Heller has certainly improved the talent level since taking over the Iowa program shortly after the 2014 season, and that goes back to his ability to identify and recruit talented players.
But even talent can go astray without the right culture and the right environment in which to succeed.
Some might say that it’s just a coincidence that Iowa is 8-2 since Heller issued the public challenge to his veteran players three weeks ago on a post-game zoom conference.
A coincidence can only last for so long, though.
This current 8-1 stretch makes up nearly one-fourth of what started as a 44-game schedule against only Big Ten opponents.
Heller told his players in the lockeroom in the moments after Sunday’s sweep to enjoy what they had accomplished over the weekend, and to enjoy the day off on Monday, but then it’s time to move on to Rutgers.
“We took a big step forward and just have to keep making those steps each and every week, each and every day,” Heller said. “Another good week of practice this week. We’ve got a tough challenge, a four-game series out at Rutgers. We’ve got to be ready for that.
“But until then, let’s enjoy today, enjoy your day off tomorrow and let’s have a great week next week. But fantastic job this weekend. Awesome. Proud of you.”
The players always deserve much of the credit, and Heller would be the first to say that.
Junior ace pitcher Trenton Wallace has been on a roll since Heller spoke out, as has junior Dylan Nedved, both as a position player, and as a pitcher.
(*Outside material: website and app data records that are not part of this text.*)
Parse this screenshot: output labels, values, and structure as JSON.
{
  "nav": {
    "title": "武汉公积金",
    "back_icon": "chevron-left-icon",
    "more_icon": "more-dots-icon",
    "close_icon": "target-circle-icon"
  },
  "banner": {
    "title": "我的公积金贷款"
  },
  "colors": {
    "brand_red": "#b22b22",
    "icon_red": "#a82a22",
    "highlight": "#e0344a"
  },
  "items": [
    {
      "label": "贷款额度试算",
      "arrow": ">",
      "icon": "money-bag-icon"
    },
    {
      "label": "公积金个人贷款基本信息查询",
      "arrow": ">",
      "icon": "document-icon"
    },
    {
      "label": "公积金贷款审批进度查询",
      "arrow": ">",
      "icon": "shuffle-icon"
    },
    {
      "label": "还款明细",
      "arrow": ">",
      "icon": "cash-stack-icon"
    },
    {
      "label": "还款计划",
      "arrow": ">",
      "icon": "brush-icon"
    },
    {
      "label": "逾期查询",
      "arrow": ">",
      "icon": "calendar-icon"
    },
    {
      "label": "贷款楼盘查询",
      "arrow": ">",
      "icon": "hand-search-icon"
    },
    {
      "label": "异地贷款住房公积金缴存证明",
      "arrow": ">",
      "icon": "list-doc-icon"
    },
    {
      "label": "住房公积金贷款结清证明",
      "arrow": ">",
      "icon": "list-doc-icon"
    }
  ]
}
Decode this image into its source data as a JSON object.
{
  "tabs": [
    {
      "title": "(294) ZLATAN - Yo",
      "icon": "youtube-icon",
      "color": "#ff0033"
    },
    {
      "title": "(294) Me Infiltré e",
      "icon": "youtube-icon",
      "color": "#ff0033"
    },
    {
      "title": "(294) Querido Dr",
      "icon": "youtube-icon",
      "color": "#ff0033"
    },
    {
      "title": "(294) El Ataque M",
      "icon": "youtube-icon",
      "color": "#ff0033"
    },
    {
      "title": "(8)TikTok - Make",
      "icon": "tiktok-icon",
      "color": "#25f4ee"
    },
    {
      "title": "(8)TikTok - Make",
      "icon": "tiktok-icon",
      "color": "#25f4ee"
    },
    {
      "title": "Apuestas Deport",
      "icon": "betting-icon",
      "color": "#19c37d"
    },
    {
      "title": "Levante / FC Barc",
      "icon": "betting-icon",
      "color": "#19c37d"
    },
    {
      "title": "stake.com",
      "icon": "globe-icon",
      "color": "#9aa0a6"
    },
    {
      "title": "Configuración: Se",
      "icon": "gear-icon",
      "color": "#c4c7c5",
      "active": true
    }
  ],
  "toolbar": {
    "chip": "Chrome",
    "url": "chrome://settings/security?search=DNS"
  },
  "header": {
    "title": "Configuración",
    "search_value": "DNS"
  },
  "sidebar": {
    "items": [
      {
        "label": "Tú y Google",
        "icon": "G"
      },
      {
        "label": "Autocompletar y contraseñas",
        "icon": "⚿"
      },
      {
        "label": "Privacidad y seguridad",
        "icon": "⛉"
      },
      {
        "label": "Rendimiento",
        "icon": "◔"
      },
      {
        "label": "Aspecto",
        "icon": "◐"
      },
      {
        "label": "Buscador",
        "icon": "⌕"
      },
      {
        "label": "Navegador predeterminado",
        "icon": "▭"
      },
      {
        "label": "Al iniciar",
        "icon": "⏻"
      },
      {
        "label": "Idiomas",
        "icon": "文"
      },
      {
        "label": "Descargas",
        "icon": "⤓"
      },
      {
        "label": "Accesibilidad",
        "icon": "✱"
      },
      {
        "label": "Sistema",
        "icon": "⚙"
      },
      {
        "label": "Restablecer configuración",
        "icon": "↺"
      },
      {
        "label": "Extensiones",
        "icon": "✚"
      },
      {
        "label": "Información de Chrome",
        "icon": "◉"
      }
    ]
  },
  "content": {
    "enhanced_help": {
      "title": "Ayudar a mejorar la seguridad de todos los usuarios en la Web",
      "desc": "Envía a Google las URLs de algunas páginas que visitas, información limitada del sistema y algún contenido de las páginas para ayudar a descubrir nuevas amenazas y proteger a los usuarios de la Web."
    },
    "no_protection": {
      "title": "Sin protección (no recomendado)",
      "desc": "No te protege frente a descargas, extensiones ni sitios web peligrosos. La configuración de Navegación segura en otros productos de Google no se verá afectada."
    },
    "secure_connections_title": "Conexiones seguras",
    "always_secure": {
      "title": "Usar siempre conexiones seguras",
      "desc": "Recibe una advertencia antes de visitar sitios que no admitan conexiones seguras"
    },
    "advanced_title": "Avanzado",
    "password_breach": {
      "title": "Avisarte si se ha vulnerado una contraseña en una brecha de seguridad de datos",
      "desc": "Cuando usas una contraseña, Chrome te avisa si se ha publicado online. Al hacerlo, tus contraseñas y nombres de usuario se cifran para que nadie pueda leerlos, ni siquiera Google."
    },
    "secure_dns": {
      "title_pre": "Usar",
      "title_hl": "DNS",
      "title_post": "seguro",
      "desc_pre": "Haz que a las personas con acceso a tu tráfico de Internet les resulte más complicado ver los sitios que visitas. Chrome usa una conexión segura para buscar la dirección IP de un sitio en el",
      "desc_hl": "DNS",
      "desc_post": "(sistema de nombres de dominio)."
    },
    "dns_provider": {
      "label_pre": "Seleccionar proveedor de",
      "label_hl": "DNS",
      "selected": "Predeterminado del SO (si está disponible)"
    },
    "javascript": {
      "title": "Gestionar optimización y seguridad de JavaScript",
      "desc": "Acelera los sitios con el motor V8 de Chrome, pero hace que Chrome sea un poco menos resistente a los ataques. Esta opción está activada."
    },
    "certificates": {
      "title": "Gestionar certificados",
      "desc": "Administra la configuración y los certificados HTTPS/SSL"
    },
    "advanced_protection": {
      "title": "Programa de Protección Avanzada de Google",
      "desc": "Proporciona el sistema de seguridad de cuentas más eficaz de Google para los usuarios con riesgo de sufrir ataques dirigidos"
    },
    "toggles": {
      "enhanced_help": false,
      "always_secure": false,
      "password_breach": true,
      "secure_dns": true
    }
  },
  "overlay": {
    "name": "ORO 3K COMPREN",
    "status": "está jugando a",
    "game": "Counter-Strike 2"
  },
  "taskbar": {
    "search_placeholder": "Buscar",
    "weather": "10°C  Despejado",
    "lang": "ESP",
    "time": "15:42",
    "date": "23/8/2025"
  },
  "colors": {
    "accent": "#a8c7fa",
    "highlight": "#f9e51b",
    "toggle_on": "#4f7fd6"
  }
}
Nedved was 6-7 at the plate during Sunday’s doubleheader and hit for the cycle across two games. He also pitched the the final two innings of relief in the first game, allowing no runs and picking up his team-leading fifth save of the season.
Redshirt senior Ben Norman also hit his team-leading seventh home run in the bottom of the third in the first game.
And the pitching was outstanding throughout the weekend, including sophomore Drew Irvine, who who in the first game pitched a career-high seven innings of two-hit ball to earn his first win of the season.
So it’s not just the seasoned veterans who are stepping up for Iowa.
“I think it’s just kind of getting in the groove of things,” Irvine said. ” Obviously, it’s my first few starts here at Iowa. But I feel like I’m getting in a groove and I feel like as a team we’re really hitting a hot spot.”
The schedule will undoubtedly get tougher since Minnesota currently resides in the Big Ten basement at 4-17. The Gophers used to be a Big Ten power, but have fallen on hard times.
Prior to sweeping the Gophers, Iowa won a series at 5-15 Purdue the previous weekend.
Some could say let’s wait and see what happens against better competition.
And fair enough.
But on the flipside, good teams usually win games they’re supposed to win, and that describes the Iowa baseball team at this stage.
A team can only play the teams on its schedule.
It seems obvious that Rick Heller’s message came through loud and clear, and we’re now seeing the positive impact from it.